While waiting for a prosecutor friend in the Everett Dirksen Federal Building in downtown Chicago Friday, I noticed the small dedication plaque in the lobby. It indicated that the Mies van der Rohe-designed structure was actually rededicated in 1970 to honor the legendary U.S. Senator from Illinois after his death the year before. The only other person mentioned is U.S. Sen. Ralph T. Smith, who was in attendance that day.
I googled to find out that Smith was an Illinois Republican legislator who was appointed to fill Dirksen's seat and served all of 14 months before losing a special election. So perhaps the rededication was one of the highlights of his Senate career. I did not know his name.
An hour or so later, my friends at MSNBC called to ask if I could shortly opine on Burris' imminent public announcement that he would not seek a full six-year term after his controversial appointment by then-Illinois Gov. Rod Blagojevich to fill President Obama's Senate seat. My prosecutor chum and I were nearly finished with our Chinese dim sum, so I said sure.
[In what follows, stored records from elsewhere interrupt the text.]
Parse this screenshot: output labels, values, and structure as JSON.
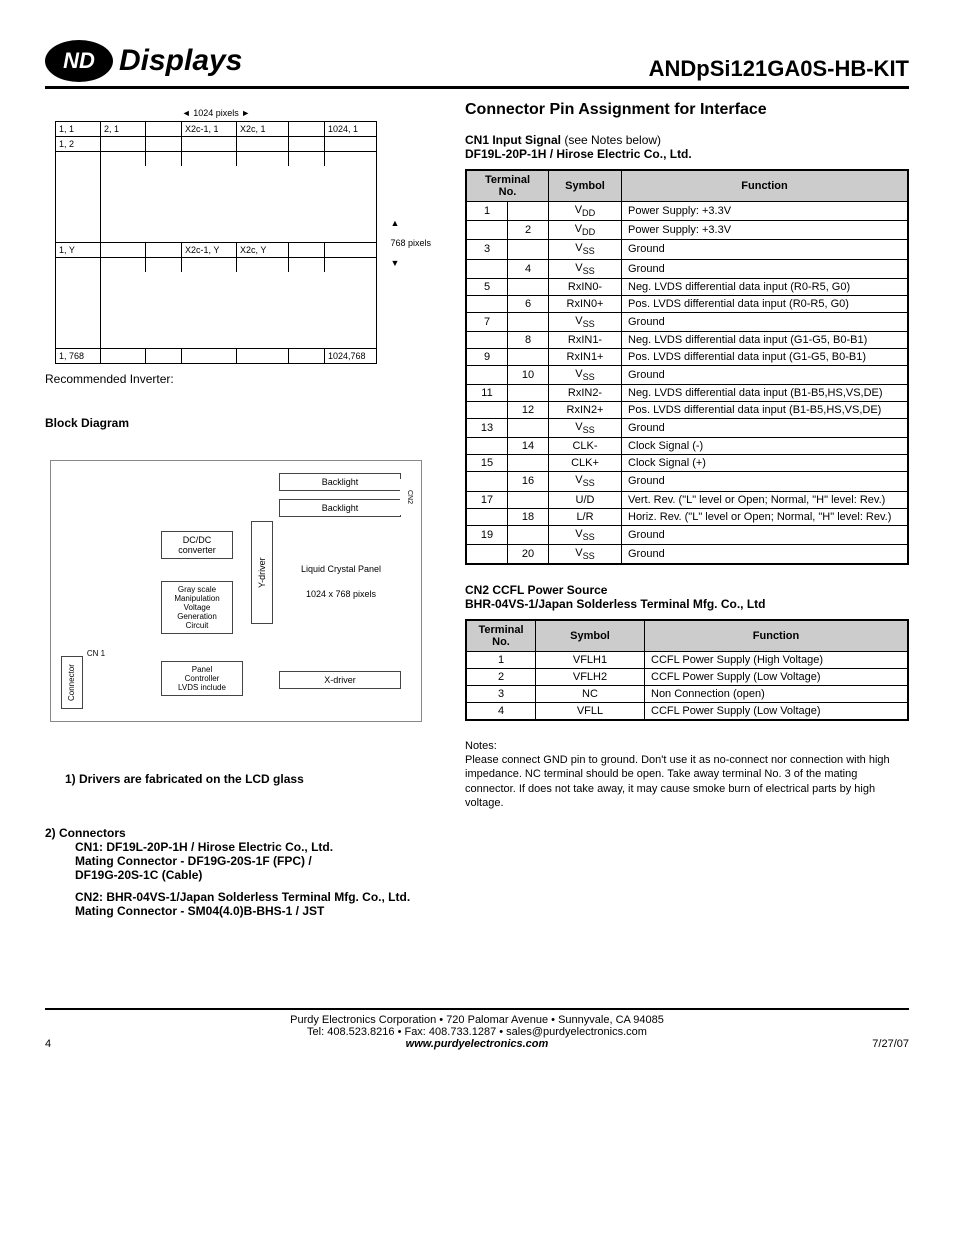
{
  "header": {
    "logo_nd": "ND",
    "logo_displays": "Displays",
    "part_number": "ANDpSi121GA0S-HB-KIT"
  },
  "pixel_diagram": {
    "top_label": "1024 pixels",
    "right_label": "768 pixels",
    "r1": {
      "c1": "1, 1",
      "c2": "2, 1",
      "c3": "X2c-1, 1",
      "c4": "X2c, 1",
      "c5": "1024, 1"
    },
    "r2": {
      "c1": "1, 2"
    },
    "r3": {
      "c1": "1, Y",
      "c3": "X2c-1, Y",
      "c4": "X2c, Y"
    },
    "r4": {
      "c1": "1, 768",
      "c5": "1024,768"
    }
  },
  "recommended_inverter": "Recommended Inverter:",
  "block_diagram_title": "Block Diagram",
  "block_diagram": {
    "backlight1": "Backlight",
    "backlight2": "Backlight",
    "dcdc": "DC/DC\nconverter",
    "ydriver": "Y-driver",
    "lcp": "Liquid Crystal Panel",
    "lcp_res": "1024 x 768 pixels",
    "gray": "Gray scale\nManipulation\nVoltage\nGeneration\nCircuit",
    "cn1": "CN 1",
    "connector": "Connector",
    "panel": "Panel\nController\nLVDS include",
    "xdriver": "X-driver",
    "cn2": "CN2"
  },
  "note1": "1) Drivers are fabricated on the LCD glass",
  "connectors": {
    "title": "2) Connectors",
    "cn1_line1": "CN1: DF19L-20P-1H / Hirose Electric Co., Ltd.",
    "cn1_line2": "Mating Connector - DF19G-20S-1F (FPC) /",
    "cn1_line3": "DF19G-20S-1C (Cable)",
    "cn2_line1": "CN2: BHR-04VS-1/Japan Solderless Terminal Mfg. Co., Ltd.",
    "cn2_line2": "Mating Connector - SM04(4.0)B-BHS-1 / JST"
  },
  "right": {
    "title": "Connector Pin Assignment for Interface",
    "cn1_title": "CN1 Input Signal",
    "cn1_note": " (see Notes below)",
    "cn1_part": "DF19L-20P-1H / Hirose Electric Co., Ltd.",
    "table1_headers": {
      "terminal": "Terminal\nNo.",
      "symbol": "Symbol",
      "function": "Function"
    },
    "table1_rows": [
      {
        "a": "1",
        "b": "",
        "sym": "V<sub>DD</sub>",
        "func": "Power Supply: +3.3V"
      },
      {
        "a": "",
        "b": "2",
        "sym": "V<sub>DD</sub>",
        "func": "Power Supply: +3.3V"
      },
      {
        "a": "3",
        "b": "",
        "sym": "V<sub>SS</sub>",
        "func": "Ground"
      },
      {
        "a": "",
        "b": "4",
        "sym": "V<sub>SS</sub>",
        "func": "Ground"
      },
      {
        "a": "5",
        "b": "",
        "sym": "RxIN0-",
        "func": "Neg. LVDS differential data input (R0-R5, G0)"
      },
      {
        "a": "",
        "b": "6",
        "sym": "RxIN0+",
        "func": "Pos. LVDS differential data input (R0-R5, G0)"
      },
      {
        "a": "7",
        "b": "",
        "sym": "V<sub>SS</sub>",
        "func": "Ground"
      },
      {
        "a": "",
        "b": "8",
        "sym": "RxIN1-",
        "func": "Neg. LVDS differential data input (G1-G5, B0-B1)"
      },
      {
        "a": "9",
        "b": "",
        "sym": "RxIN1+",
        "func": "Pos. LVDS differential data input (G1-G5, B0-B1)"
      },
      {
        "a": "",
        "b": "10",
        "sym": "V<sub>SS</sub>",
        "func": "Ground"
      },
      {
        "a": "11",
        "b": "",
        "sym": "RxIN2-",
        "func": "Neg. LVDS differential data input (B1-B5,HS,VS,DE)"
      },
      {
        "a": "",
        "b": "12",
        "sym": "RxIN2+",
        "func": "Pos. LVDS differential data input (B1-B5,HS,VS,DE)"
      },
      {
        "a": "13",
        "b": "",
        "sym": "V<sub>SS</sub>",
        "func": "Ground"
      },
      {
        "a": "",
        "b": "14",
        "sym": "CLK-",
        "func": "Clock Signal (-)"
      },
      {
        "a": "15",
        "b": "",
        "sym": "CLK+",
        "func": "Clock Signal (+)"
      },
      {
        "a": "",
        "b": "16",
        "sym": "V<sub>SS</sub>",
        "func": "Ground"
      },
      {
        "a": "17",
        "b": "",
        "sym": "U/D",
        "func": "Vert. Rev. (\"L\" level or Open; Normal, \"H\" level: Rev.)"
      },
      {
        "a": "",
        "b": "18",
        "sym": "L/R",
        "func": "Horiz. Rev. (\"L\" level or Open; Normal, \"H\" level: Rev.)"
      },
      {
        "a": "19",
        "b": "",
        "sym": "V<sub>SS</sub>",
        "func": "Ground"
      },
      {
        "a": "",
        "b": "20",
        "sym": "V<sub>SS</sub>",
        "func": "Ground"
      }
    ],
    "cn2_title": "CN2 CCFL Power Source",
    "cn2_part": "BHR-04VS-1/Japan Solderless Terminal Mfg. Co., Ltd",
    "table2_rows": [
      {
        "no": "1",
        "sym": "VFLH1",
        "func": "CCFL Power Supply (High Voltage)"
      },
      {
        "no": "2",
        "sym": "VFLH2",
        "func": "CCFL Power Supply (Low Voltage)"
      },
      {
        "no": "3",
        "sym": "NC",
        "func": "Non Connection (open)"
      },
      {
        "no": "4",
        "sym": "VFLL",
        "func": "CCFL Power Supply (Low Voltage)"
      }
    ],
    "notes_title": "Notes:",
    "notes_body": "Please connect GND pin to ground. Don't use it as no-connect nor connection with high impedance. NC terminal should be open. Take away terminal No. 3 of the mating connector. If does not take away, it may cause smoke burn of electrical parts by high voltage."
  },
  "footer": {
    "line1": "Purdy Electronics Corporation  •  720 Palomar Avenue  •  Sunnyvale, CA 94085",
    "line2": "Tel: 408.523.8216  •  Fax: 408.733.1287  •  sales@purdyelectronics.com",
    "website": "www.purdyelectronics.com",
    "page": "4",
    "date": "7/27/07"
  }
}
I can be a bit of a problem for TV producers since I occasionally blab a bit too long. Friday there was no such threat. In picking the brain of my luncheon companion, as well as a political reporter chum, it was clear that the Burris decision was simple: No money, no credibility, no White House support. Brevity was my lone alternative.